The one that is weighing on my mind today (and kept working its way into my dreams last night) involves an important hire. The path is not clear to me and seems even less clear to my committee. Even though I thought I had sorted out an answer/direction, I have to work within the structure of a committee. Thankfully, they are fairly malleable when given clear, um, "suggestions." Apparently, much of what my job is as chair is to make decisions and then run them by the committee for "input." What I have come to realize through working with this committee in particular is that too many open-ended questions allows for crazy answers to emerge. It is actually a lot like parenting, give them (committee, kids) choice, but not endless choices.
"Would you like a peanut butter sandwich or egg salad in your lunch?"
Having figured this out is good, but implementing it consistently is still a challenge. Yesterday, for example, we went straight from the last interview into a discussion of the candidates (scheduling a separate meeting was not workable). This meant I did not have time to strategize on my own and figure out a couple of options to offer them to structure the discussion. And the results of said meeting ranged from unclear to downright distracting/unworkable. Two people kept looping back to a solution that has absolutely been taken off the table by the provost -- she won't do it, but they won't give it up!

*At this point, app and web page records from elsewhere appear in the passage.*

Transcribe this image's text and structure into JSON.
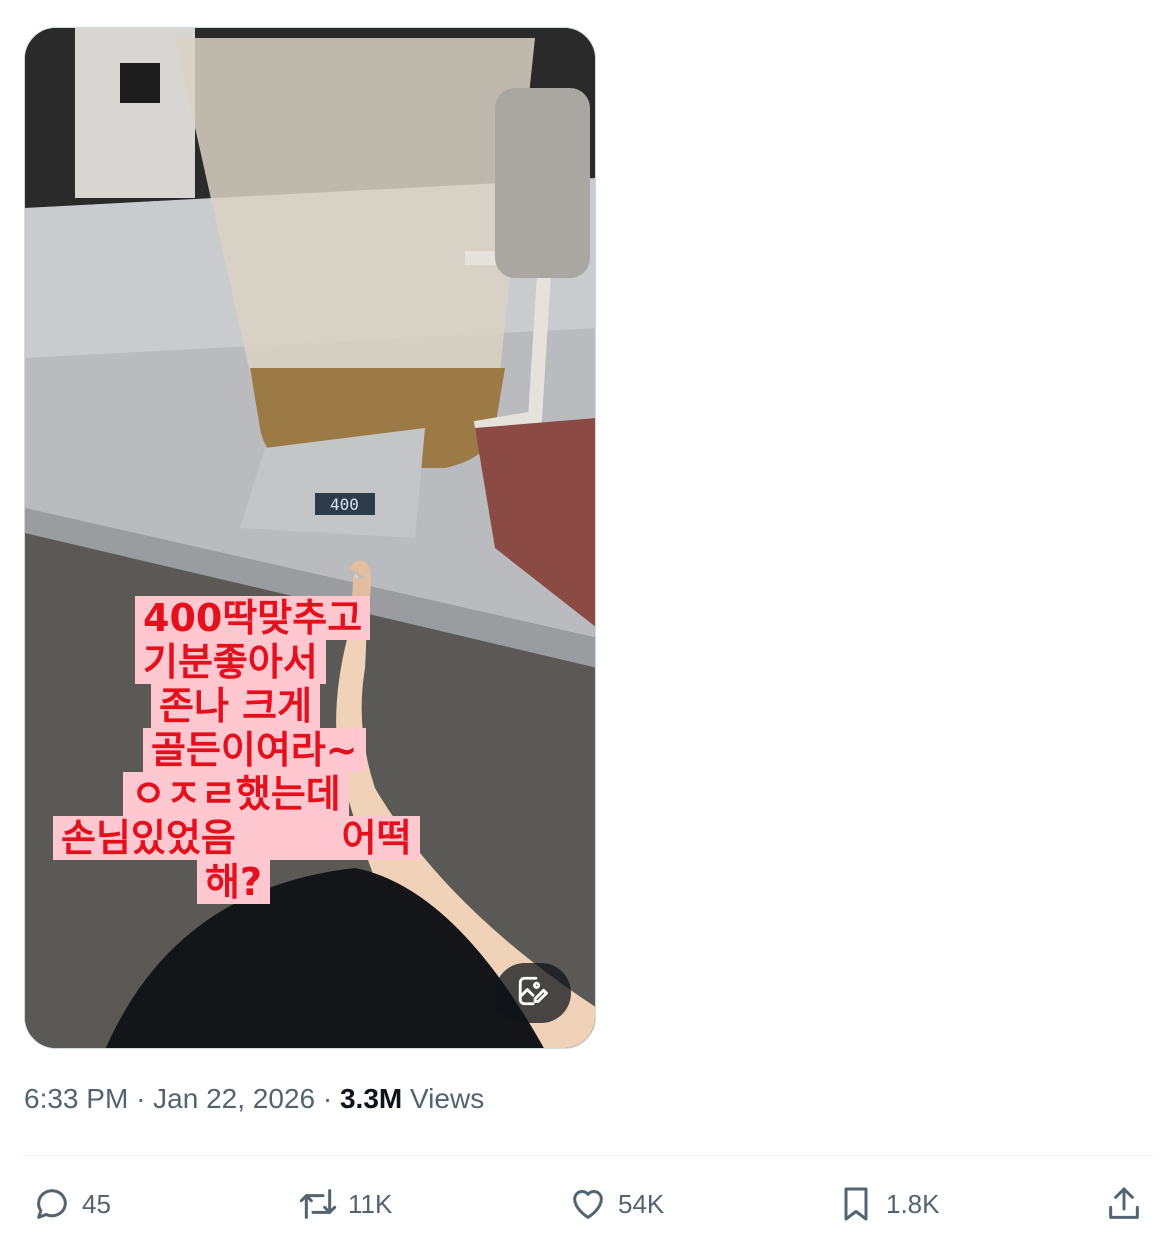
{
  "media": {
    "caption_lines": [
      "400딱맞추고",
      "기분좋아서",
      "존나 크게",
      "골든이여라~",
      "ㅇㅈㄹ했는데",
      "손님있었음        어떡",
      "해?"
    ],
    "scale_reading": "400",
    "edit_icon": "image-edit-icon"
  },
  "meta": {
    "time": "6:33 PM",
    "sep1": "·",
    "date": "Jan 22, 2026",
    "sep2": "·",
    "views_count": "3.3M",
    "views_label": "Views"
  },
  "actions": {
    "replies": "45",
    "retweets": "11K",
    "likes": "54K",
    "bookmarks": "1.8K"
  }
}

In moments like these I'm surprised at the me that emerges. Transparency be damned, I'm maneuvering for an interim solution so that we can leave the table and I can do the real work of figuring out the next step. Then I can come back to them with an appropriate version of peanut butter vs. egg salad for them vote on. Yesterday's temporary solution came from the classic, "why don't you let me write up this and that from our discussion and take it to the provost for her input?" And the sheep said, "bah" (yes). I did send them the write up so they could suggest revisions. They didn't, of course. So off I go to "the smoke-filled back room" to plot and plan with those in power after spending several hours plotting and planning on my own. I feel both a sense of accomplishment and a sense of revulsion.
2 months ago